Records from a dataset
**********

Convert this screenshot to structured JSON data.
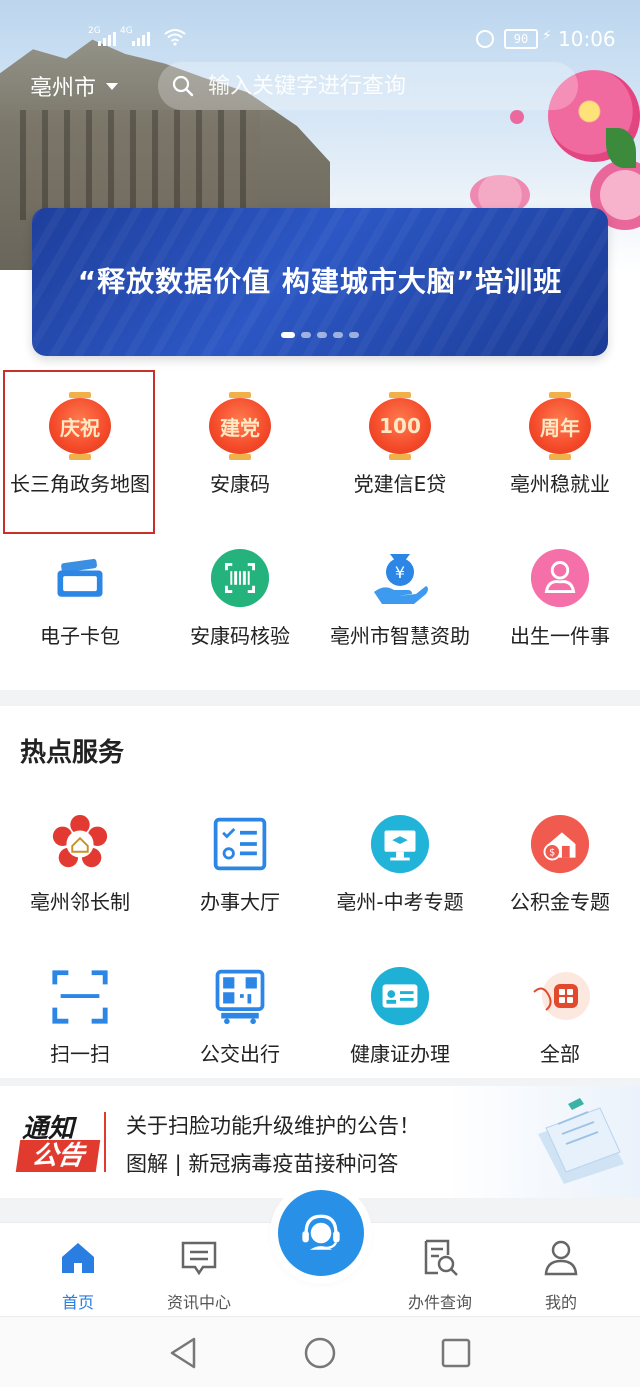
{
  "status_bar": {
    "network_1": "2G",
    "network_2": "4G",
    "battery": "90",
    "time": "10:06"
  },
  "header": {
    "city": "亳州市",
    "search_placeholder": "输入关键字进行查询"
  },
  "banner": {
    "title": "“释放数据价值 构建城市大脑”培训班",
    "slide_count": 5,
    "active_slide": 1
  },
  "top_services": [
    {
      "label": "长三角政务地图",
      "icon": "lantern-icon",
      "glyph": "庆祝"
    },
    {
      "label": "安康码",
      "icon": "lantern-icon",
      "glyph": "建党"
    },
    {
      "label": "党建信E贷",
      "icon": "lantern-icon",
      "glyph": "100"
    },
    {
      "label": "亳州稳就业",
      "icon": "lantern-icon",
      "glyph": "周年"
    },
    {
      "label": "电子卡包",
      "icon": "card-wallet-icon"
    },
    {
      "label": "安康码核验",
      "icon": "barcode-scan-icon"
    },
    {
      "label": "亳州市智慧资助",
      "icon": "hand-yuan-icon"
    },
    {
      "label": "出生一件事",
      "icon": "baby-icon"
    }
  ],
  "hot_services": {
    "title": "热点服务",
    "items": [
      {
        "label": "亳州邻长制",
        "icon": "flower-house-icon"
      },
      {
        "label": "办事大厅",
        "icon": "checklist-icon"
      },
      {
        "label": "亳州-中考专题",
        "icon": "graduation-monitor-icon"
      },
      {
        "label": "公积金专题",
        "icon": "house-dollar-icon"
      },
      {
        "label": "扫一扫",
        "icon": "scan-frame-icon"
      },
      {
        "label": "公交出行",
        "icon": "bus-qr-icon"
      },
      {
        "label": "健康证办理",
        "icon": "id-card-icon"
      },
      {
        "label": "全部",
        "icon": "all-grid-icon"
      }
    ]
  },
  "notice": {
    "logo_line1": "通知",
    "logo_line2": "公告",
    "line1": "关于扫脸功能升级维护的公告！",
    "line2": "图解 | 新冠病毒疫苗接种问答"
  },
  "tabbar": {
    "items": [
      {
        "label": "首页",
        "icon": "home-icon",
        "active": true
      },
      {
        "label": "资讯中心",
        "icon": "message-icon",
        "active": false
      },
      {
        "label": "",
        "icon": "customer-service-icon",
        "active": false
      },
      {
        "label": "办件查询",
        "icon": "doc-search-icon",
        "active": false
      },
      {
        "label": "我的",
        "icon": "user-icon",
        "active": false
      }
    ]
  },
  "colors": {
    "accent": "#2a7de1",
    "center_button": "#2990e8",
    "lantern": "#f44a2a",
    "highlight_border": "#c9302c"
  }
}
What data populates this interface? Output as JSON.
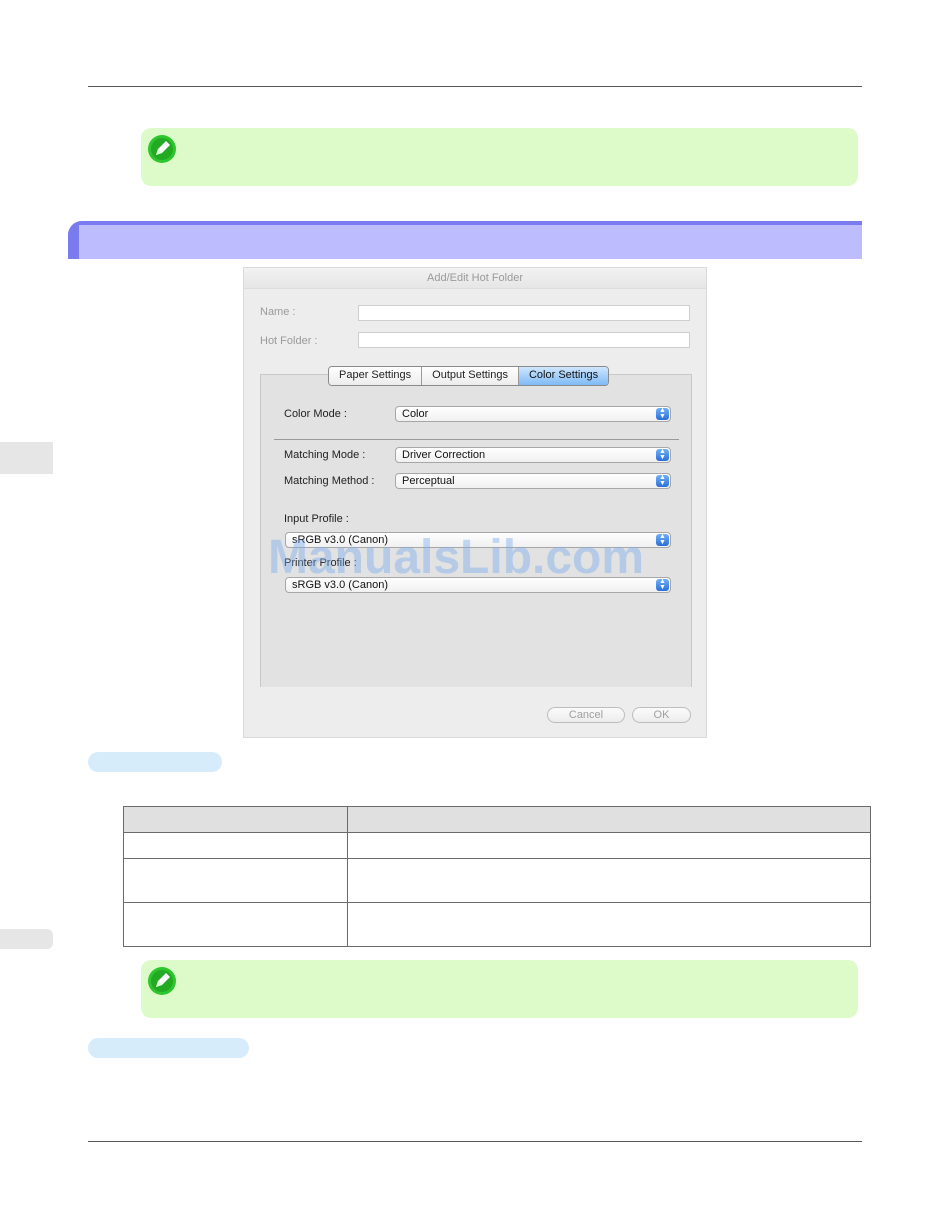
{
  "dialog": {
    "title": "Add/Edit Hot Folder",
    "name_label": "Name :",
    "name_value": "",
    "hot_folder_label": "Hot Folder :",
    "hot_folder_value": "",
    "tabs": [
      {
        "label": "Paper Settings",
        "active": false
      },
      {
        "label": "Output Settings",
        "active": false
      },
      {
        "label": "Color Settings",
        "active": true
      }
    ],
    "color_mode_label": "Color Mode :",
    "color_mode_value": "Color",
    "matching_mode_label": "Matching Mode :",
    "matching_mode_value": "Driver Correction",
    "matching_method_label": "Matching Method :",
    "matching_method_value": "Perceptual",
    "input_profile_label": "Input Profile :",
    "input_profile_value": "sRGB v3.0 (Canon)",
    "printer_profile_label": "Printer Profile :",
    "printer_profile_value": "sRGB v3.0 (Canon)",
    "cancel_label": "Cancel",
    "ok_label": "OK"
  },
  "watermark": "ManualsLib.com",
  "colors": {
    "note_bg": "#ddfbc8",
    "section_bar": "#bcbcff",
    "section_edge": "#7b7bf0",
    "pill": "#d6ecfb",
    "tab_active": "#7fbaf5"
  },
  "icons": [
    "note-pencil-icon",
    "select-arrows-icon"
  ]
}
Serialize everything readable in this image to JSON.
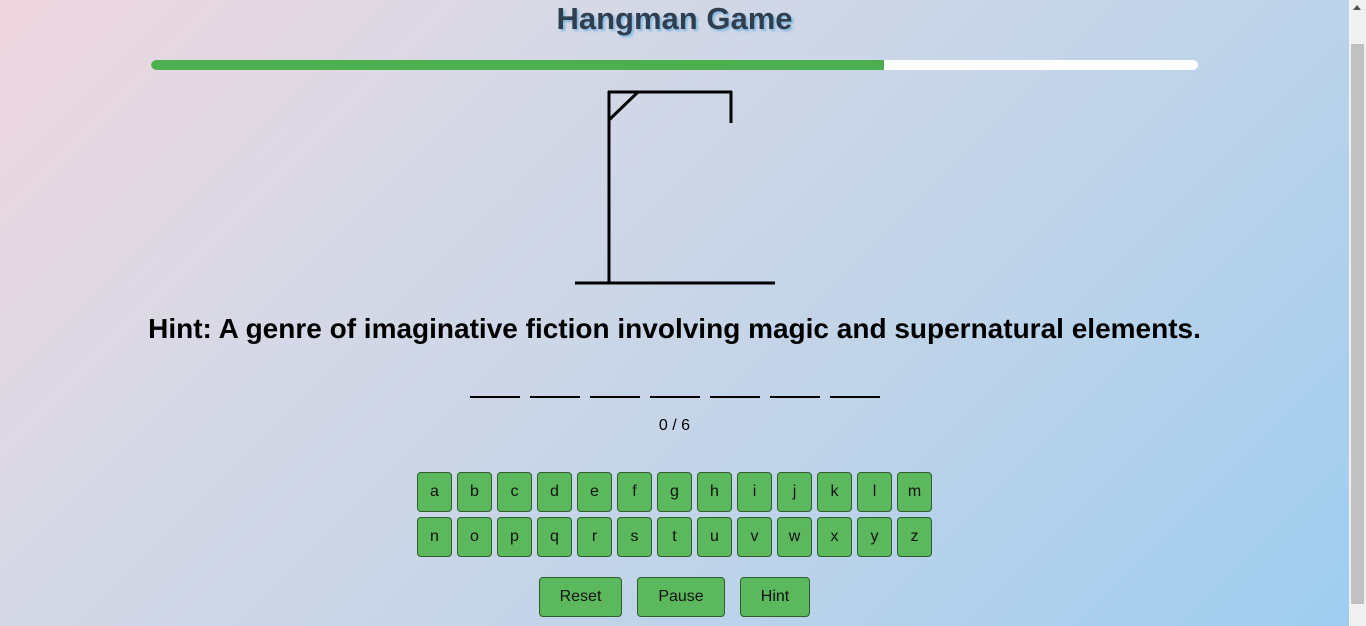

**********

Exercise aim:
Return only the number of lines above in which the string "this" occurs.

Answer section:
3